Liverpool…. a vibrant place of culture and a range of different people. But are we really that different? Whilst working at the Liverpool Grand National in the Princess Royal Restaurant, watching the horses race around the track, champagne popping, six course meals being served, and ladies dressed up to the nines, I asked myself just that. ‘Are we all really that different from one another?’
My role at the Randox Health Grand National weekend was to look after a table of ten ‘VIPs’. On the first day, I stood with my hands behind my back, my hair scraped back in a bun and wore a big smile (as always). My first party of four took a seat at the table. I welcomed them with a glass of champagne whilst introducing myself. Sooner or later I got chatting (as I can’t seem to help myself from doing that) to find out that the party of four were billionaires. They had arrived by helicopter, which waited for them all day until they were ready to fly back to their manor house. One man stood out to me, he had a strong aura.

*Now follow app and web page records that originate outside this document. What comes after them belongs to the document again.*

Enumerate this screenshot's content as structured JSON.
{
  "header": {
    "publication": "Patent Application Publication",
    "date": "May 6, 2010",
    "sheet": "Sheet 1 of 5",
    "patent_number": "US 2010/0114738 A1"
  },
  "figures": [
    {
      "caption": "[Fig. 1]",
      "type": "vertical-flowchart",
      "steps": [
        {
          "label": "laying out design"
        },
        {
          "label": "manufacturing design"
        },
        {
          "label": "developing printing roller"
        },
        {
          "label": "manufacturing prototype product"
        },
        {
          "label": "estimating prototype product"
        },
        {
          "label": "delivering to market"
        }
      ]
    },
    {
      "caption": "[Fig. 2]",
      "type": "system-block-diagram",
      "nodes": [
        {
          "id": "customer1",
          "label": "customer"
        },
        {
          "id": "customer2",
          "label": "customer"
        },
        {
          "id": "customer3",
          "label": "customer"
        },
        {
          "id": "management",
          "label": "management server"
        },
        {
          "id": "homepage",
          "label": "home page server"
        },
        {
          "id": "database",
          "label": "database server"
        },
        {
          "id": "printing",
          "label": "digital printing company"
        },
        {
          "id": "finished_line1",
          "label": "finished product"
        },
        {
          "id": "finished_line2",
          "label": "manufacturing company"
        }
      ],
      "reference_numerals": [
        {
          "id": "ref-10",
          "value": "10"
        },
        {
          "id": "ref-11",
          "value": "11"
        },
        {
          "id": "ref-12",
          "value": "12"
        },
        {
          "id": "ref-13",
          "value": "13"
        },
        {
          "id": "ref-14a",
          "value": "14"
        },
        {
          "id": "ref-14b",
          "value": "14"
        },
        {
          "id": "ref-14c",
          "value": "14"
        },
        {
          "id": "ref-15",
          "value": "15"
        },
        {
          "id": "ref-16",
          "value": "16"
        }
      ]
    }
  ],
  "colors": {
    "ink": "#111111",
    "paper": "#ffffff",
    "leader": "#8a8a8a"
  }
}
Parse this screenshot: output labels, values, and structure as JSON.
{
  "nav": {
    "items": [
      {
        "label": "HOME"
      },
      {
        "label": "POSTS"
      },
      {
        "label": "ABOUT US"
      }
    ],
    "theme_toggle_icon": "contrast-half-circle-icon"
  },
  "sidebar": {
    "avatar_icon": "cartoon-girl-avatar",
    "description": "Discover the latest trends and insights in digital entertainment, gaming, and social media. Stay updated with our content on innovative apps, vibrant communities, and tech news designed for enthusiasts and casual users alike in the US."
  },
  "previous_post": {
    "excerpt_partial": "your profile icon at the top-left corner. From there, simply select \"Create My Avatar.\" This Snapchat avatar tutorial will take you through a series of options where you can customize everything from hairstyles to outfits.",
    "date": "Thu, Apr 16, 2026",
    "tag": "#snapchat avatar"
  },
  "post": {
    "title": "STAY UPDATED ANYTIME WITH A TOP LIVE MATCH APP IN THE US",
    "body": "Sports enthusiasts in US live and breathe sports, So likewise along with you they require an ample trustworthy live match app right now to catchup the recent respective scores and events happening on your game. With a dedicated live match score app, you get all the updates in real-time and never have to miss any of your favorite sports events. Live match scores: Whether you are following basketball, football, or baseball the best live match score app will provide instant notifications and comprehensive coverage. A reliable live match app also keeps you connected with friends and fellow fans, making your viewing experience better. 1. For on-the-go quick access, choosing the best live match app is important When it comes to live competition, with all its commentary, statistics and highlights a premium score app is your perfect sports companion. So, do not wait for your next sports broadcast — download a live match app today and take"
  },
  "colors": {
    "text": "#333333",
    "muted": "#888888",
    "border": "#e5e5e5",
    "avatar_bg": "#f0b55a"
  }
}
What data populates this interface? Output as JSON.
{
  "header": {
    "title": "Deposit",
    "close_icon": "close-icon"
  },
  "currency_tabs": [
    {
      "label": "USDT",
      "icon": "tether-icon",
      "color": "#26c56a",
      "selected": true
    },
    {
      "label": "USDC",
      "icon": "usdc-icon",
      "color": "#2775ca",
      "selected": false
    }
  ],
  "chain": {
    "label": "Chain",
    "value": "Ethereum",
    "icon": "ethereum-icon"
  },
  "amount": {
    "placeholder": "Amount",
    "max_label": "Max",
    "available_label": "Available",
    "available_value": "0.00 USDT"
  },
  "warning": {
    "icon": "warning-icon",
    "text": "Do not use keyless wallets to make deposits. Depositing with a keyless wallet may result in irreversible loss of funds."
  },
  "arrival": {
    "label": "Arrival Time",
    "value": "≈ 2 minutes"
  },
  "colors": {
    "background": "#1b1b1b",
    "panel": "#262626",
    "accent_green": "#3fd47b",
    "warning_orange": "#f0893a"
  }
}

After a few horse races, the rest of his party carried on socialising in the restaurant, whilst he was sat at the table. I walked over and said “had enough have we?” jokingly. He looked at me and replied “I prefer to keep myself to myself”. After the conversation progressed, he explained that he was going through a hard time and was suffering from anxiety. Straight away I felt the pain of his heart racing faster than the horses’ and the constant overthinking. Safe to say, this man was a Liverpool billionaire who showed this on the exterior whilst struggling on the inside.
On my second day, I signed myself in at 8am and prepared myself for the long day ahead, along with the other head waitresses. I got speaking to one lady with a very strong ‘scouse’ accent who was singing to herself (really well may I add) waiting for the customers to arrive. She asked me what I did outside of work and I stated that I was a Psychology Student at The University of Liverpool. She found that interesting and started to bombard me with questions, of course I was happy to answer them.
I spoke about my future of engaging in the world of positive psychology. She muttered “I could do with a bit of that”, I smiled and responded “well let me share some simple ideas with you that could help you”. She shared how she suffers with anxiety and I shared advice of how exercise, nutrition and meditating have had beneficial effects on my anxiety. She couldn’t believe it, she had no idea that these lifestyle factors could help.
By the third day, my feet were throbbing from standing up for 13 hour per day but I embraced a smile and did my morning routine of getting my mind-set right. As I walked into my work area a manager approached me, “Hey, I got told you had some tips on how to deal with anxiety, do you mind sharing them with me?”. By now I started to realise from Liverpool billionaires, managers and waitresses, we are all so different and unique but there are many things we share no matter what our culture, social economic status and political backgrounds are.
This raises the concern that individuals suffering from mental health are not receiving the help and attention that they need. It is estimated, one in four of the British population will experience a mental health problem. Anxiety, affects around 16% of the population at any one time.
My take home message is that we are all unique but share similar struggles. As the Beatles’ sang ‘Let’s come together’, raise awareness, share our feelings and support each other.
Contribution by Izabella Levey, recent graduate of Psychology BSc at The University of Liverpool.